* TASK INSTRUCTIONS:
Wherever a line below holds the word "value", copy that line.

Start of DATA

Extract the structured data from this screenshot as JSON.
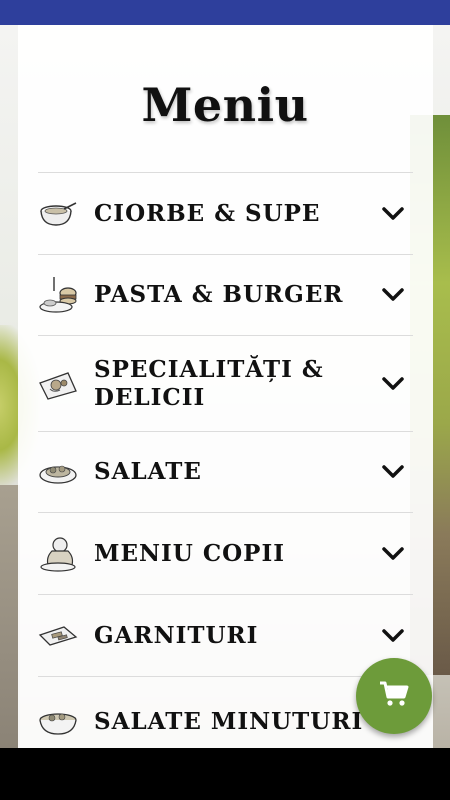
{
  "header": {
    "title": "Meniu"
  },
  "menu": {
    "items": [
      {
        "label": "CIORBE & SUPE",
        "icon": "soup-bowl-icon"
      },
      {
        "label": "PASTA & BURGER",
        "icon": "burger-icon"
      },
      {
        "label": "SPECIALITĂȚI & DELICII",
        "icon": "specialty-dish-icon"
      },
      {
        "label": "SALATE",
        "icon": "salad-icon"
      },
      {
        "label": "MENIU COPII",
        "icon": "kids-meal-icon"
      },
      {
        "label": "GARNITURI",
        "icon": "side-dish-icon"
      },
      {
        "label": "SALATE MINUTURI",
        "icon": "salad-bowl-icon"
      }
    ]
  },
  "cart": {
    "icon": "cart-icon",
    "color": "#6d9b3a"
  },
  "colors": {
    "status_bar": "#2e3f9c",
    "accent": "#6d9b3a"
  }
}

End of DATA
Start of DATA

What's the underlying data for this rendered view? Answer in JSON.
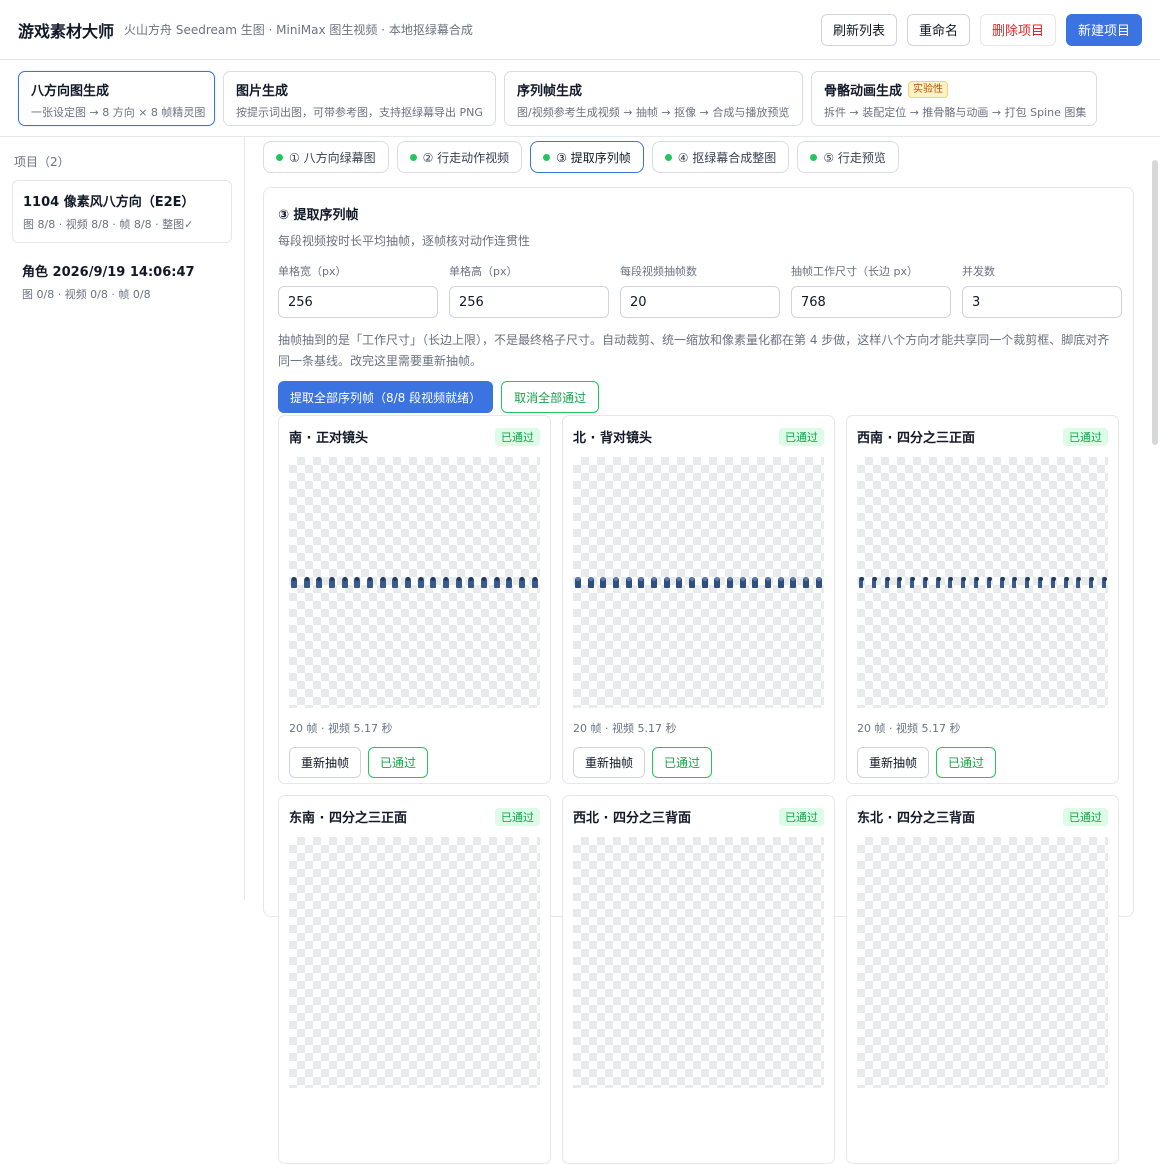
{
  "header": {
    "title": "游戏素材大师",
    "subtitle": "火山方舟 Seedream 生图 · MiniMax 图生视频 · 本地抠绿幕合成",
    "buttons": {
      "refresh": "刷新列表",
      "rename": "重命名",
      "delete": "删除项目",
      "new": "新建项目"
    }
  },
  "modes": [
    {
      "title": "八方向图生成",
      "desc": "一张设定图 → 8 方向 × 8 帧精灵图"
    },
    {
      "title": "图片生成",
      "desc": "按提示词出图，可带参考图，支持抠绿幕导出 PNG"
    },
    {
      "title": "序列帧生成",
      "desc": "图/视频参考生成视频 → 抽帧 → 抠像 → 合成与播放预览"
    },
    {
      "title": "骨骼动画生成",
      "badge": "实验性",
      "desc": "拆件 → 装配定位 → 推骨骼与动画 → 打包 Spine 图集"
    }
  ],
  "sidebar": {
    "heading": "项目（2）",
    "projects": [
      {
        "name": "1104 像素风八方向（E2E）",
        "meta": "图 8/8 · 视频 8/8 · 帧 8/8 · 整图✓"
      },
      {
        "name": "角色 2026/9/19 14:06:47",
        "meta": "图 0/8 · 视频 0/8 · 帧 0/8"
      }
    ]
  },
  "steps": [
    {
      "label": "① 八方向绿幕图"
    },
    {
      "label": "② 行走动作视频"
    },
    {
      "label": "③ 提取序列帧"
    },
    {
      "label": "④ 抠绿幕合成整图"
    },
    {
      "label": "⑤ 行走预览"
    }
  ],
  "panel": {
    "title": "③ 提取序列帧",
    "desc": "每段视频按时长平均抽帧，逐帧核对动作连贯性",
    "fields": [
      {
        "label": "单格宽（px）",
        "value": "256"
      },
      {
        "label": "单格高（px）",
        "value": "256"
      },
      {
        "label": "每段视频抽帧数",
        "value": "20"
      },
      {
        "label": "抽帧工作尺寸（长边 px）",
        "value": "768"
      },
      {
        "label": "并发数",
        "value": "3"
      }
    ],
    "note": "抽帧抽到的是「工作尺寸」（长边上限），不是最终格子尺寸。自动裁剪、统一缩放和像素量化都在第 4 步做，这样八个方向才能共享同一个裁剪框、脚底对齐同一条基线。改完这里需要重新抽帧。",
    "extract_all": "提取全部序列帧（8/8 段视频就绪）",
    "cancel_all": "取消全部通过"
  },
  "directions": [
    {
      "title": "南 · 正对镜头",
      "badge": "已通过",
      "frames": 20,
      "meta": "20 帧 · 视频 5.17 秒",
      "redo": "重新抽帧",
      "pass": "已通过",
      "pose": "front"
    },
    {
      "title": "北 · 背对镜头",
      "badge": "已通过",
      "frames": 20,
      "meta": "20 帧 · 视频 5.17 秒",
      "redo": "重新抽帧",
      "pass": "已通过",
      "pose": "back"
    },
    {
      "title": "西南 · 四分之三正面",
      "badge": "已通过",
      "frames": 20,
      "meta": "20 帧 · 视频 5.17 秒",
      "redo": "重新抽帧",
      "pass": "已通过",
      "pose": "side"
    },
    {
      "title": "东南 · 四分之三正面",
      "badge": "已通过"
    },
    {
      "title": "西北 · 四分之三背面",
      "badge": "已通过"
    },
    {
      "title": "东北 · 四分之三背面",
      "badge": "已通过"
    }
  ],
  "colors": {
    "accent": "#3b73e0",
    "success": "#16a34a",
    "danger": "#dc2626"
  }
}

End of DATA

* FINISHED TASK:
        "value": "256"
        "value": "256"
        "value": "20"
        "value": "768"
        "value": "3"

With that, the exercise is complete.